What will happen if a majority of dioceses do not vote to return the Covenant to the General Synod? Will the Church of England have rejected the Covenant or not?
A defeat of the Covenant in diocesan synods would appear to prevent the General Synod from considering the Covenant before it ends its current incarnation in July 2015. If this happens, however, it would appear that the Church of England will have failed to adopt the Covenant. But this is not the same as refusing to adopt it.
Were the Covenant a carefully drawn legal document (instead of a legal-sounding document drawn up largely by politically oriented clergy, some of whom were very angry), the text would specify the exact form by which adoption must be declared to the Communion, and there would be a deadline for adoption.

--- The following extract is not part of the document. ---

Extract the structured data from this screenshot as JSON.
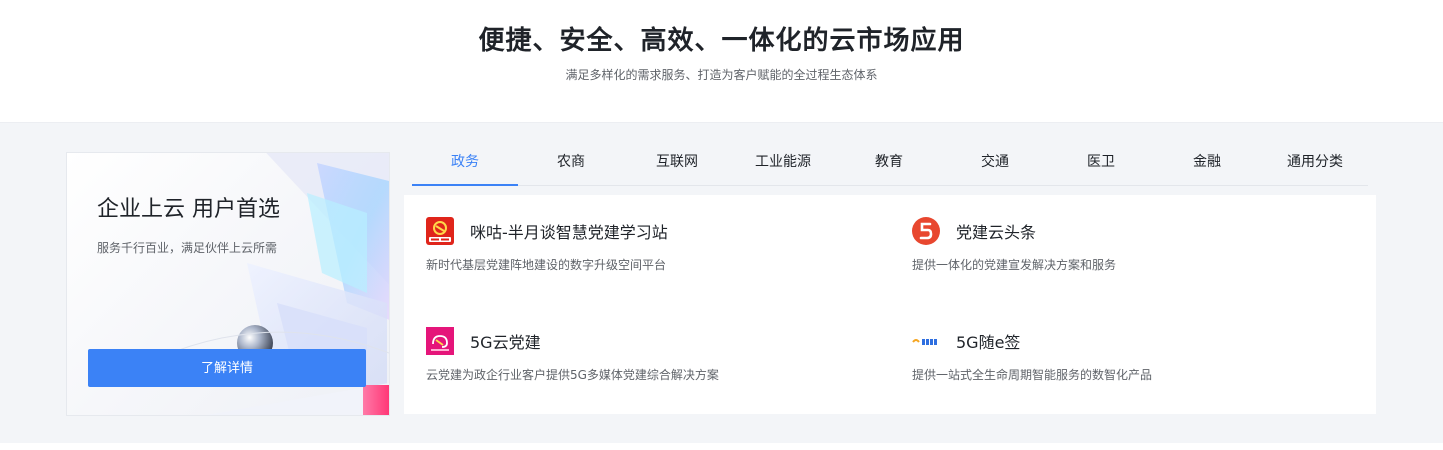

Failure to declare adoption before the deadline would be construed as rejection.
Not only has the Covenant not been subject to reasonable, unambiguous adoption procedures, but also it authorizes churches to act in certain circumstances as if it had adopted the pact.
One might imagine the Church of England attempting and failing to adopt the Covenant every five years. There could be no end to it. On the other hand, Southeast Asia “acceded” to the Covenant but added a “Preamble to the Letter of Accession” that, like Lewis Carroll’s Humpty Dumpty, asserts that the words of the Covenant mean only what that province says they mean. Somewhat less arrogantly, Ireland “subscribed” to the Covenant, seemingly circumscribing its effect on the Irish church. How the actions of Southeast Asia or Ireland differ from that of, say, Mexico, which simply let its “yes” be “yes,” is anyone’s guess.

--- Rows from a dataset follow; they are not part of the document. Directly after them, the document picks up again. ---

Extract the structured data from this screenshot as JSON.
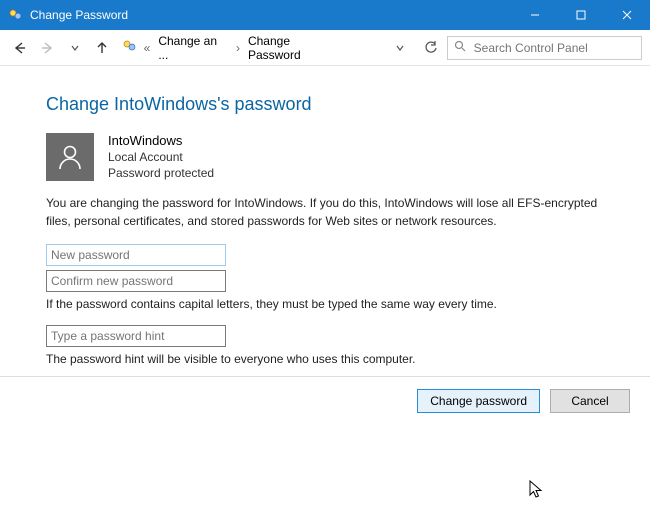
{
  "window": {
    "title": "Change Password"
  },
  "toolbar": {
    "breadcrumb1": "Change an ...",
    "breadcrumb2": "Change Password",
    "search_placeholder": "Search Control Panel"
  },
  "heading": "Change IntoWindows's password",
  "user": {
    "name": "IntoWindows",
    "type": "Local Account",
    "status": "Password protected"
  },
  "warning": "You are changing the password for IntoWindows.  If you do this, IntoWindows will lose all EFS-encrypted files, personal certificates, and stored passwords for Web sites or network resources.",
  "fields": {
    "new_password_placeholder": "New password",
    "confirm_password_placeholder": "Confirm new password",
    "caps_note": "If the password contains capital letters, they must be typed the same way every time.",
    "hint_placeholder": "Type a password hint",
    "hint_note": "The password hint will be visible to everyone who uses this computer."
  },
  "buttons": {
    "change": "Change password",
    "cancel": "Cancel"
  }
}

But let me return to the Church of England for a moment. According to §4.2.8 of the Covenant text,
Participation in the decision making of the Standing Committee or of the Instruments of Communion in respect to section 4.2 [The Maintenance of the Covenant and Dispute Resolution] shall be limited to those members of the Instruments of Communion who are representatives of those churches who have adopted the Covenant, or who are still in the process of adoption.“Questions” about the actions of a church can only be raised with respect to a church that has adopted the Covenant (§4.2.3). If the Church of England has not definitively rejected the Covenant, even though its dioceses have essentially voted down adoption of it, would not the church get the best of both worlds? It would have no obligations to satisfy any other churches with its behavior, yet it could argue that it is “still in the process of adoption,” since adoption had not actually been precluded. Therefore, representatives of the Church of England, including, of course, the Archbishop of Canterbury, could serve as they always have. This peculiar state of affairs could go on indefinitely.
Churches could object that failure to approve is, in fact, rejection, and assert that the Church of England was no longer “still in the process of adoption.” Who would adjudicate such a claim? According to §4.2.2, the Standing Committee “shall monitor the functioning of the Covenant in the life of the Anglican Communion on behalf of the Instruments.” Would the Standing Committee, chaired by the Archbishop of Canterbury, whose authority hung in the balance, decide the matter? Would the Archbishop of Canterbury recuse himself? Would the Church of England find itself in the second tier of the Anglican Communion. God only knows!
All this just goes to show what an incompetently drawn document the Covenant is. Some have feared that the Covenant could have the Communion arguing about how many angels can dance on the head of a pin. Verily, I say unto you, it could have us arguing about who is allowed to count the dancing angels and what methods of enumeration may be used.
What does all this mean for The Episcopal Church. It means, I think, that we should try to drive a stake through the heart of this misbegotten Covenant. We should pass a resolution at the 2012 General Convention stating that (1) we are, and expect to continue to be, a member of the Anglican Communion, but that (2) we decline to adopt the Anglican Covenant. We should not simply vote down a resolution to adopt the Covenant.